**Task brief**
Find every line below with the word "Lone". Then give only how many there are.

+ + +

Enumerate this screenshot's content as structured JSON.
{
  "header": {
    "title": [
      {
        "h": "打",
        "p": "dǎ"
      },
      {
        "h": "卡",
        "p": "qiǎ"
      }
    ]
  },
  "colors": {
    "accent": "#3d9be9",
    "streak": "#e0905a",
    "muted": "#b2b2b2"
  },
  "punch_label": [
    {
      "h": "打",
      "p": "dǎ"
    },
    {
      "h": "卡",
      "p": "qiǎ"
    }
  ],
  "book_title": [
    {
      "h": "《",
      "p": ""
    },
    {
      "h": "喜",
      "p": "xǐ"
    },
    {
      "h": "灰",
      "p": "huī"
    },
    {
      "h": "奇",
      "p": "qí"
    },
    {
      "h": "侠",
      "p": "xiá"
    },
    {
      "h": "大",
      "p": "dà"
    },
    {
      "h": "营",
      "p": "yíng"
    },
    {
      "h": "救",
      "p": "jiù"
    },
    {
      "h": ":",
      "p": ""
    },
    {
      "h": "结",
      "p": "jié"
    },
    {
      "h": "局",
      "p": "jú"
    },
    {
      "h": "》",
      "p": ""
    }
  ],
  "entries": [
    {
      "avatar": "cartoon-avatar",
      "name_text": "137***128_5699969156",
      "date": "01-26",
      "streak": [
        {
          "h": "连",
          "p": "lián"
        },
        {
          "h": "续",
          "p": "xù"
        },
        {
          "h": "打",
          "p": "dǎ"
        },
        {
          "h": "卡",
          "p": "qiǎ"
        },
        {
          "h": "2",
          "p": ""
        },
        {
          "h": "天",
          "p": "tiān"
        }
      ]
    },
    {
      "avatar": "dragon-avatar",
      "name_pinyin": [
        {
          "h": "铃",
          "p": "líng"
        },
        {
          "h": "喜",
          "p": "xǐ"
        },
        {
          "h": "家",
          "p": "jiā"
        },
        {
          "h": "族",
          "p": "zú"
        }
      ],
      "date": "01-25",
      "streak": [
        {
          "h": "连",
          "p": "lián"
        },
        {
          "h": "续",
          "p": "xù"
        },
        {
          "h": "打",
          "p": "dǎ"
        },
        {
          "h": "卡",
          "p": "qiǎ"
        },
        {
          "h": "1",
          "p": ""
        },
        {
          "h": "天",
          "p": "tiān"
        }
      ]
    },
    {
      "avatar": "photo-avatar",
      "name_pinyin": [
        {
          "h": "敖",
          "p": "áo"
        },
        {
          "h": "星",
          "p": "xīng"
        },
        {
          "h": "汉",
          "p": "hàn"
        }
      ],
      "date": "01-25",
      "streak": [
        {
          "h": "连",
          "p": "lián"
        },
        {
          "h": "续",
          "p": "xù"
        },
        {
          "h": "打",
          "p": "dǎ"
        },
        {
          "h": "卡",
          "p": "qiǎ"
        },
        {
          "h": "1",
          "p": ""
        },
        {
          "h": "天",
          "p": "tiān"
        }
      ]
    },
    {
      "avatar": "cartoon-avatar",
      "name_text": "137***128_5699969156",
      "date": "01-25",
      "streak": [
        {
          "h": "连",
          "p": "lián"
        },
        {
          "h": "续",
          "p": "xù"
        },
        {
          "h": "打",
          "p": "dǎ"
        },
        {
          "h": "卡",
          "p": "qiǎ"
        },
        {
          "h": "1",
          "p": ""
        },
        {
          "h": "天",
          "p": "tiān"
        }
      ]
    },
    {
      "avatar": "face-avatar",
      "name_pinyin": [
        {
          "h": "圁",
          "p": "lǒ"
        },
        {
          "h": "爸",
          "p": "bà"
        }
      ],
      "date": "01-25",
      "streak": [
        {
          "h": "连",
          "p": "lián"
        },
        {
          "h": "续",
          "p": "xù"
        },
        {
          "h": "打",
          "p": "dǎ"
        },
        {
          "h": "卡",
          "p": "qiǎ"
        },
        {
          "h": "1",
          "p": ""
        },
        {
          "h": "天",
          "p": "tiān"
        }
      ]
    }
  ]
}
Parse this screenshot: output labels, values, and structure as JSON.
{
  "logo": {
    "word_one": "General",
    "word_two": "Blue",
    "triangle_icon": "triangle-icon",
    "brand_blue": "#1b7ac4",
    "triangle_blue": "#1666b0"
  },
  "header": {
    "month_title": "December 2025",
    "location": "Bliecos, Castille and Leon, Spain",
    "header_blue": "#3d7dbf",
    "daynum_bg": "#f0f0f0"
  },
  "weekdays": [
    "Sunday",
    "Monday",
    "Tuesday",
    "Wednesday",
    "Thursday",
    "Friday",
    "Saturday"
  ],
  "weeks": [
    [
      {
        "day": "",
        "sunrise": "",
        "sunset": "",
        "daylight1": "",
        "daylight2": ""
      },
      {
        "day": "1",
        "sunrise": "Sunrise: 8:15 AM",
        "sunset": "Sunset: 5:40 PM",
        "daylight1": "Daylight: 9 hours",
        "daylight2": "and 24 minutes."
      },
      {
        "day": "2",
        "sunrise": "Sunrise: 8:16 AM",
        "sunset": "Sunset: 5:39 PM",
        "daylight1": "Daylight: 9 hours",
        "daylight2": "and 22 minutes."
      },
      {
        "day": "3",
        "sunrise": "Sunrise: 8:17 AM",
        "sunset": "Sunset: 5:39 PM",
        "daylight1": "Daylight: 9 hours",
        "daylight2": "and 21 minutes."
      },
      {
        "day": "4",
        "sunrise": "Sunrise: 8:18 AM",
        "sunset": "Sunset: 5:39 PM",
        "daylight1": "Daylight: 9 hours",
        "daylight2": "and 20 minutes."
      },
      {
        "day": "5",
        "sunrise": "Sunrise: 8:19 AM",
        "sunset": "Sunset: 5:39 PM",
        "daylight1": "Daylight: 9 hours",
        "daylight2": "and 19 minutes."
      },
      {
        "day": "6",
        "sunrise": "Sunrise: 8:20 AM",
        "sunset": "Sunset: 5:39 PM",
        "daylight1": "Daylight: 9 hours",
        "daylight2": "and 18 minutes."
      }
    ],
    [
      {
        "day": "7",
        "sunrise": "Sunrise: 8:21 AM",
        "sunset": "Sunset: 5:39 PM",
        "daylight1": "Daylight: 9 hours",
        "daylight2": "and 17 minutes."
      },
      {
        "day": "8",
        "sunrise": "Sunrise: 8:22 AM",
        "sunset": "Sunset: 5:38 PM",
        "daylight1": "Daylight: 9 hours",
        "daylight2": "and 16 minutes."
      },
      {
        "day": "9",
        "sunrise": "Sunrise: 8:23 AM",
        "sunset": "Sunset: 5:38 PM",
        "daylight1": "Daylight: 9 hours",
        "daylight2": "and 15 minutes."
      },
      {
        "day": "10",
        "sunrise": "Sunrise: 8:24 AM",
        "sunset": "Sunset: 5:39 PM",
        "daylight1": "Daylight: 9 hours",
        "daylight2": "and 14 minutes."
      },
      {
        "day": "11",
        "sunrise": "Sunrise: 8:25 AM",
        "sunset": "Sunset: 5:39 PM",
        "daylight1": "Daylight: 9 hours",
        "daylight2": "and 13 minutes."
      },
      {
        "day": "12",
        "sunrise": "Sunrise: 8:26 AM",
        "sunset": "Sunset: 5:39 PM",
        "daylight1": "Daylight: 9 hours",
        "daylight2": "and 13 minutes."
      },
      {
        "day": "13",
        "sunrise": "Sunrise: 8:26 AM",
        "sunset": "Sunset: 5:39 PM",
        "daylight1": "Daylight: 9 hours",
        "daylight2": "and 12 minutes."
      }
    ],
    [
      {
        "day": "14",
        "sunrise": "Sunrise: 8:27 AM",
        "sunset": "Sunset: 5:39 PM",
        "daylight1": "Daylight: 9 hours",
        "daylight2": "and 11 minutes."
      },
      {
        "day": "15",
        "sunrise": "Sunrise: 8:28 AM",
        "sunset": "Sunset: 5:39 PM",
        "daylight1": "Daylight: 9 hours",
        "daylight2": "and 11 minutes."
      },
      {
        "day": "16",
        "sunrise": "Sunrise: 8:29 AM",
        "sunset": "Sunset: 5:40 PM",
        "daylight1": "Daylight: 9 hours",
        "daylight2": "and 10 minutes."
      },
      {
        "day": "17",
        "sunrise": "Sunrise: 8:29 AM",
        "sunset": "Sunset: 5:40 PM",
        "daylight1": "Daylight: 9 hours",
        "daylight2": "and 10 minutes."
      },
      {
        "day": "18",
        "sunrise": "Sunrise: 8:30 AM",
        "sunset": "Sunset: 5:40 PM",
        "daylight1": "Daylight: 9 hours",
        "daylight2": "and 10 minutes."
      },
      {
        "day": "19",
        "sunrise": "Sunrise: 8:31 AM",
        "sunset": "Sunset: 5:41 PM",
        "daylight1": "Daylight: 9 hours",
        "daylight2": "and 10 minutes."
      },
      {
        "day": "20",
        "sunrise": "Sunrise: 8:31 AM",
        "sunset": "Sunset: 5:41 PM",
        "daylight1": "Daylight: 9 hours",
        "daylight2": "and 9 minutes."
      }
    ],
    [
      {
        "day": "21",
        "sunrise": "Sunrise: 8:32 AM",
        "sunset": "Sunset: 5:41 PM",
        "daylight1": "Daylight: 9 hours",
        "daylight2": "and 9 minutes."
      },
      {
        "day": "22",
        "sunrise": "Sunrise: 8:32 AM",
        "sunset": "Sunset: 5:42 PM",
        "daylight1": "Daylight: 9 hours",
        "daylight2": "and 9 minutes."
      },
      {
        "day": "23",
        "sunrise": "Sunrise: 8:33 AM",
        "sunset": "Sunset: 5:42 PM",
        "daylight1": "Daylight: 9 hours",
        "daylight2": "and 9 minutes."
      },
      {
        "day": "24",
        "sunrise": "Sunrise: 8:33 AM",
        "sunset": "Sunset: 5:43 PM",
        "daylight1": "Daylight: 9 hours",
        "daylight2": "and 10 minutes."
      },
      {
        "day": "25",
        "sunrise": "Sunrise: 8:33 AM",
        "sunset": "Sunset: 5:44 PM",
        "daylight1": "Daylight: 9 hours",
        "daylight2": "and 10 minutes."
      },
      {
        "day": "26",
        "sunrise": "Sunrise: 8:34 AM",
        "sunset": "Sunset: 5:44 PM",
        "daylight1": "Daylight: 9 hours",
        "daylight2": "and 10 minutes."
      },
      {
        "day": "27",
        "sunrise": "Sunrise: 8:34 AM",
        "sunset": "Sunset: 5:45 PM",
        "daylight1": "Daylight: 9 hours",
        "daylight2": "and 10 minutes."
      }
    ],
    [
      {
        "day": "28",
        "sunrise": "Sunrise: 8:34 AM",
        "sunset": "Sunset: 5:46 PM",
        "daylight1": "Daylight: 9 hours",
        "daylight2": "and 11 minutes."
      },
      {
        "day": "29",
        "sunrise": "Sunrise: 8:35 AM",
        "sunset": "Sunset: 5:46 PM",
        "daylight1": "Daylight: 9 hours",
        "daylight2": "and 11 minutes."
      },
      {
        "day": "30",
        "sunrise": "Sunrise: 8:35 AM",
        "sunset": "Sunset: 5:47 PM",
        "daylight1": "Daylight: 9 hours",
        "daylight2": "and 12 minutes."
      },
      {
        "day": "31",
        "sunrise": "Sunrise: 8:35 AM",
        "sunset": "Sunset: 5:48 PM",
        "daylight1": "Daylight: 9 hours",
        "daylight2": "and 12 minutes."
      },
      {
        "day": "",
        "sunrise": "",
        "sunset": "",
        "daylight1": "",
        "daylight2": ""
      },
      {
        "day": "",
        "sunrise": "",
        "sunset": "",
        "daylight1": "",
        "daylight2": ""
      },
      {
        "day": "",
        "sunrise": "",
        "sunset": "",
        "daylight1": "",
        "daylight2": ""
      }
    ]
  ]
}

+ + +

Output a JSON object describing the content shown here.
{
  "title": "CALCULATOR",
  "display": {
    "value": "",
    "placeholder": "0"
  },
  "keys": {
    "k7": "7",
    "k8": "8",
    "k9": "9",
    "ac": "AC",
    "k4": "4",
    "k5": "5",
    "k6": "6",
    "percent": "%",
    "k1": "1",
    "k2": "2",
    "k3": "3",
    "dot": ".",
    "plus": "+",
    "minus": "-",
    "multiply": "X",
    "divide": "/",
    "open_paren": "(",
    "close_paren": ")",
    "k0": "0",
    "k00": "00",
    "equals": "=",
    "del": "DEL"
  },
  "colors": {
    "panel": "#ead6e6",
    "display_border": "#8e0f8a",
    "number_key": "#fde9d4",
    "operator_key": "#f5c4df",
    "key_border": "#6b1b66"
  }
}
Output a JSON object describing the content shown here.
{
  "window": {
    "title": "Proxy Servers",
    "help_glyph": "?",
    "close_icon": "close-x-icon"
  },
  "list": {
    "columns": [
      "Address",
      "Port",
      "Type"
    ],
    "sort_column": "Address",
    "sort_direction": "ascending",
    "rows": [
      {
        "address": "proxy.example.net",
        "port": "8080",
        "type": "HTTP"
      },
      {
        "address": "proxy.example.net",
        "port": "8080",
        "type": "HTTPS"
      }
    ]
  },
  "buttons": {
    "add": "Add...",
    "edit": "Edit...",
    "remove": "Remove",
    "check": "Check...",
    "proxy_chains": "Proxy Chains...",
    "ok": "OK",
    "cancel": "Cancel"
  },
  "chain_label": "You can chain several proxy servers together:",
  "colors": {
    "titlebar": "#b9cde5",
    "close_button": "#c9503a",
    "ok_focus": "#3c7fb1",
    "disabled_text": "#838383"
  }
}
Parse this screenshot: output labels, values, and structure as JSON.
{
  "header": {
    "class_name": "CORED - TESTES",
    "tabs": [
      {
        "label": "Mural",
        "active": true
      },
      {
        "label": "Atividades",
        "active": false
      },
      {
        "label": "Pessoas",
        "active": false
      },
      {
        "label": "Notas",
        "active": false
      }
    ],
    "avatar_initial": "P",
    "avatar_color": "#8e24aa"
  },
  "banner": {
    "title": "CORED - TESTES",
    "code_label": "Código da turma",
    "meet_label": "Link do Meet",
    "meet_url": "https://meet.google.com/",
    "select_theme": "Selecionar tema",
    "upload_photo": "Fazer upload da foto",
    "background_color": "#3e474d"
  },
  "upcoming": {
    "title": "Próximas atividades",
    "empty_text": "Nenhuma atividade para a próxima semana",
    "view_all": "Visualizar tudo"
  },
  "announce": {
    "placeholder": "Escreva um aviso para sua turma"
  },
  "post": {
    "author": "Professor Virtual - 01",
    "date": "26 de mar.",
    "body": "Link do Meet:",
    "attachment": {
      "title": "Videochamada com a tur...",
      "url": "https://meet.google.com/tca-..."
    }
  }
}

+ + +

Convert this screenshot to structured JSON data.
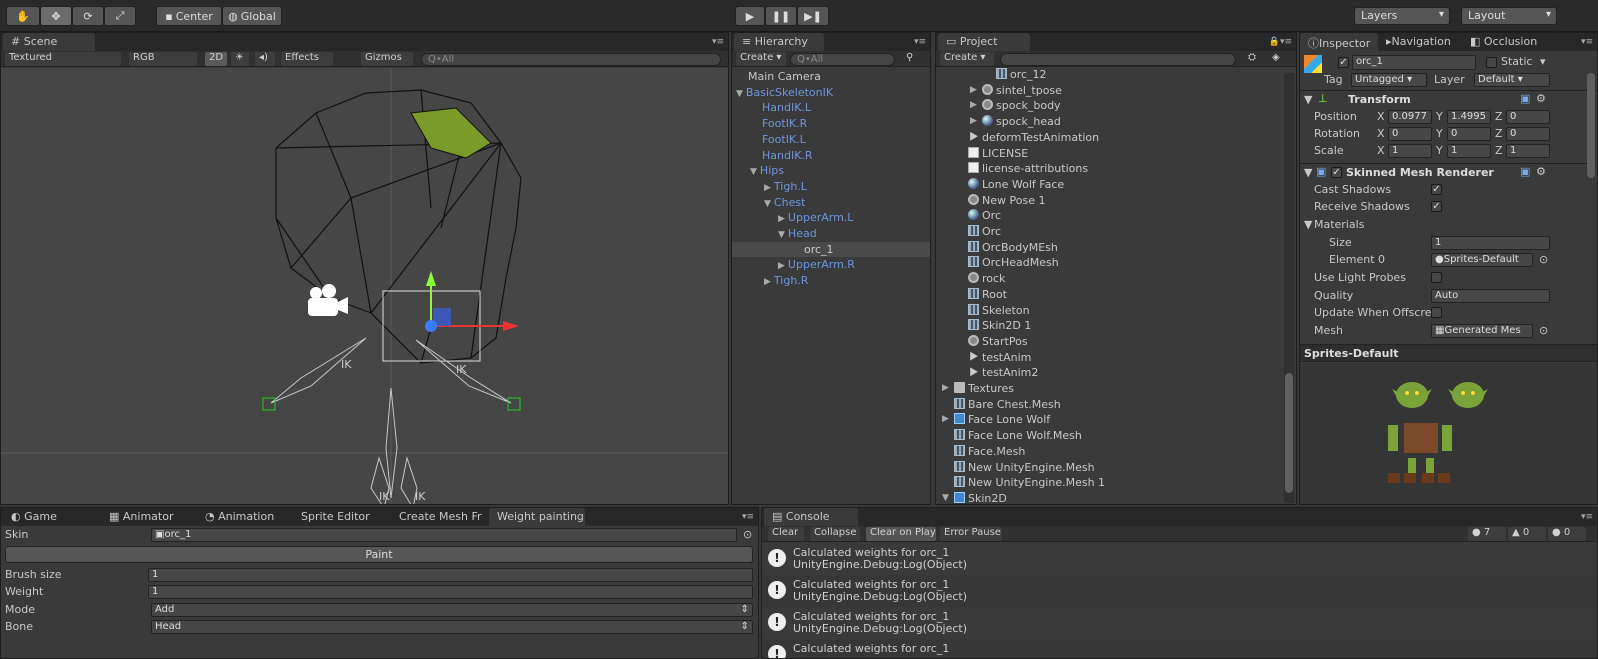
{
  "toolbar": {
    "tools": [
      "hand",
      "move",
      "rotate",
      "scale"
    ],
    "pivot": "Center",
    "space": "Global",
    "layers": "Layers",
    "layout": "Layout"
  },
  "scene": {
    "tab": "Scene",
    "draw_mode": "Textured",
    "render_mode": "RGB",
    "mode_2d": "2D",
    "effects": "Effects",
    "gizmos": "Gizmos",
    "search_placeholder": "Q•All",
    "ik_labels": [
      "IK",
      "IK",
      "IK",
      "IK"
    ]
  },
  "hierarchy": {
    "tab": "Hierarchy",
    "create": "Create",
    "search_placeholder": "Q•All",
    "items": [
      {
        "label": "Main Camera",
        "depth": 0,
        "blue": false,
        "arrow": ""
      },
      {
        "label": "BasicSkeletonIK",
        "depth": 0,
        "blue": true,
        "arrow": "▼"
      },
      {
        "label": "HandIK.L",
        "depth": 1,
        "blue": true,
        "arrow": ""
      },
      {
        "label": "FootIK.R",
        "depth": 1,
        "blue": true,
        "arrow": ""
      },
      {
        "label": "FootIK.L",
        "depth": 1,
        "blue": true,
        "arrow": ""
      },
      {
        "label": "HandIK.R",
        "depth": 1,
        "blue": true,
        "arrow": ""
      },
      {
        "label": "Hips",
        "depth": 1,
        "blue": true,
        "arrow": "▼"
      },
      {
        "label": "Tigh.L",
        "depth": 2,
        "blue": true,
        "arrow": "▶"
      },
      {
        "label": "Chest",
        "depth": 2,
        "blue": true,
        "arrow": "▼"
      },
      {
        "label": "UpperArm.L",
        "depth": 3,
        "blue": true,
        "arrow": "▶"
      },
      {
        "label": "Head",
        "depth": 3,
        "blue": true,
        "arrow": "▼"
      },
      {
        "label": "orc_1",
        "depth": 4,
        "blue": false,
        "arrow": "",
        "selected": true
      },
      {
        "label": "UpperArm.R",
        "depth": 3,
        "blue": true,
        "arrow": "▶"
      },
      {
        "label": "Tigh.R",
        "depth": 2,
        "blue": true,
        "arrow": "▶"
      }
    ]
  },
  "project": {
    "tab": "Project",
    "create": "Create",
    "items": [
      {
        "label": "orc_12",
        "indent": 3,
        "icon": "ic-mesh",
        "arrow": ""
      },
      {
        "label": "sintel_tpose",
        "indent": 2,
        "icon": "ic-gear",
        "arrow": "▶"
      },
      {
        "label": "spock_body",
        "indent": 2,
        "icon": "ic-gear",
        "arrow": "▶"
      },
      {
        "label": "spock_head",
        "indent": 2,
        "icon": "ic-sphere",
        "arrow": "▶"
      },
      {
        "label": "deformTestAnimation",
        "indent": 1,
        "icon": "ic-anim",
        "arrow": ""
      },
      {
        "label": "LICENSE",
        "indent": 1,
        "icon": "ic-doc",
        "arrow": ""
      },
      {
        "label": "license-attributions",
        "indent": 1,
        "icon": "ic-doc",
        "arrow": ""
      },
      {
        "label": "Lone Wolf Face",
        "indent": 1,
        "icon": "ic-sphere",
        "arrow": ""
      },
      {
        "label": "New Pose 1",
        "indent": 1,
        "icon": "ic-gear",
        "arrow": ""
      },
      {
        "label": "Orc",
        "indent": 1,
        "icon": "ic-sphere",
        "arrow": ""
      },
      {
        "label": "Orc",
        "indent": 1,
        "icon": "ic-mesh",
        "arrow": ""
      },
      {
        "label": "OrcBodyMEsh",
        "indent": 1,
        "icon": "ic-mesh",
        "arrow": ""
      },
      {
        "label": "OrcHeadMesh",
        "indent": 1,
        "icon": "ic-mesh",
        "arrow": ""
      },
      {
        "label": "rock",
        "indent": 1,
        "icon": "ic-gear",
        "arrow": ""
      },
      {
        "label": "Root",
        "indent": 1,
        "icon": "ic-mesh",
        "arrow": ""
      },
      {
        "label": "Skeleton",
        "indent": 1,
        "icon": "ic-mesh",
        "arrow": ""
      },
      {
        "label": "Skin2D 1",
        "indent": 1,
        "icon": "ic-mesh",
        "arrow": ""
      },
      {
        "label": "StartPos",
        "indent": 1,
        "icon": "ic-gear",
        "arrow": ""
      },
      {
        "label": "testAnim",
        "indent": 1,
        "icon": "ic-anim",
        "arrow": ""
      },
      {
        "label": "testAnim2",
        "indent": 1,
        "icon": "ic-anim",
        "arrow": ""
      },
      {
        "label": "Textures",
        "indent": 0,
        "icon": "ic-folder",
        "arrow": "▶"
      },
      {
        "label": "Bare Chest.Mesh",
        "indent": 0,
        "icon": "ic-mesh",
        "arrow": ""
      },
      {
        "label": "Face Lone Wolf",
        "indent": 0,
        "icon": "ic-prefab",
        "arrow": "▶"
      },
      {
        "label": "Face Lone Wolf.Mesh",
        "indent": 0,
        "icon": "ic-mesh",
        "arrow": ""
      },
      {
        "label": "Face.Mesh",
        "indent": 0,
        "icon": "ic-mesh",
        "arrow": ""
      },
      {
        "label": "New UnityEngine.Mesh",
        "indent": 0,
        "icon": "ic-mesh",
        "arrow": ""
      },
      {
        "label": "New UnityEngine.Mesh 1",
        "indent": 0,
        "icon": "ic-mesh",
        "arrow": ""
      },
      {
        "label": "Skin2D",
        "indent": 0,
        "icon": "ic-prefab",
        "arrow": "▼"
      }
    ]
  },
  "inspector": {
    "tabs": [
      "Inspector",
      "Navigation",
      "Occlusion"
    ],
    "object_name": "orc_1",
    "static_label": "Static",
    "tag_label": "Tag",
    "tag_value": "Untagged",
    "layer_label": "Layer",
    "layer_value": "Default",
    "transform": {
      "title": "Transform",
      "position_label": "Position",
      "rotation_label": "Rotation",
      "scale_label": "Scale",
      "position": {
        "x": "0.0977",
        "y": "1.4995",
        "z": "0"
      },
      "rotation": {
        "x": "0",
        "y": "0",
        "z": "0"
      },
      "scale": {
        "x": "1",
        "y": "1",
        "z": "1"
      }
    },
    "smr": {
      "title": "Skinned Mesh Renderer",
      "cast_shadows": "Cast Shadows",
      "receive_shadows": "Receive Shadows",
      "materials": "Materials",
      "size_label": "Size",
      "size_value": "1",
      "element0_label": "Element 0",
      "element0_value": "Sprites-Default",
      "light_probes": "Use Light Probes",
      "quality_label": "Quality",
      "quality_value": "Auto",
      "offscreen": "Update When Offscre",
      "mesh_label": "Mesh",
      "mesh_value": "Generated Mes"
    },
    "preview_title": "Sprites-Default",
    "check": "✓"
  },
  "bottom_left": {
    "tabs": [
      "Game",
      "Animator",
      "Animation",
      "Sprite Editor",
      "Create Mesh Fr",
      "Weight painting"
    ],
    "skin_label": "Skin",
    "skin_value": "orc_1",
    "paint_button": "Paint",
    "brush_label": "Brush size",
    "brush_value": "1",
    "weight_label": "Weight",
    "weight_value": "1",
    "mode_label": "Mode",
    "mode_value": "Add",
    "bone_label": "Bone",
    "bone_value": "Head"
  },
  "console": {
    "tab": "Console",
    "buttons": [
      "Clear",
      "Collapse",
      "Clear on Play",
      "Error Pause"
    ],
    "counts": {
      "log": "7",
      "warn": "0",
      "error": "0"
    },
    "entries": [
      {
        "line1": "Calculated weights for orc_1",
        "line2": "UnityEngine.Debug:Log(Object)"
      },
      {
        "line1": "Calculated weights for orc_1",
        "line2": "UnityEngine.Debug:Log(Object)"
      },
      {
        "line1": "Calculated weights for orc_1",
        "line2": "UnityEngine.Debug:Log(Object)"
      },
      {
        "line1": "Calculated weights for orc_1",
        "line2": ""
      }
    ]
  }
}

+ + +

**Solution to this problem**
3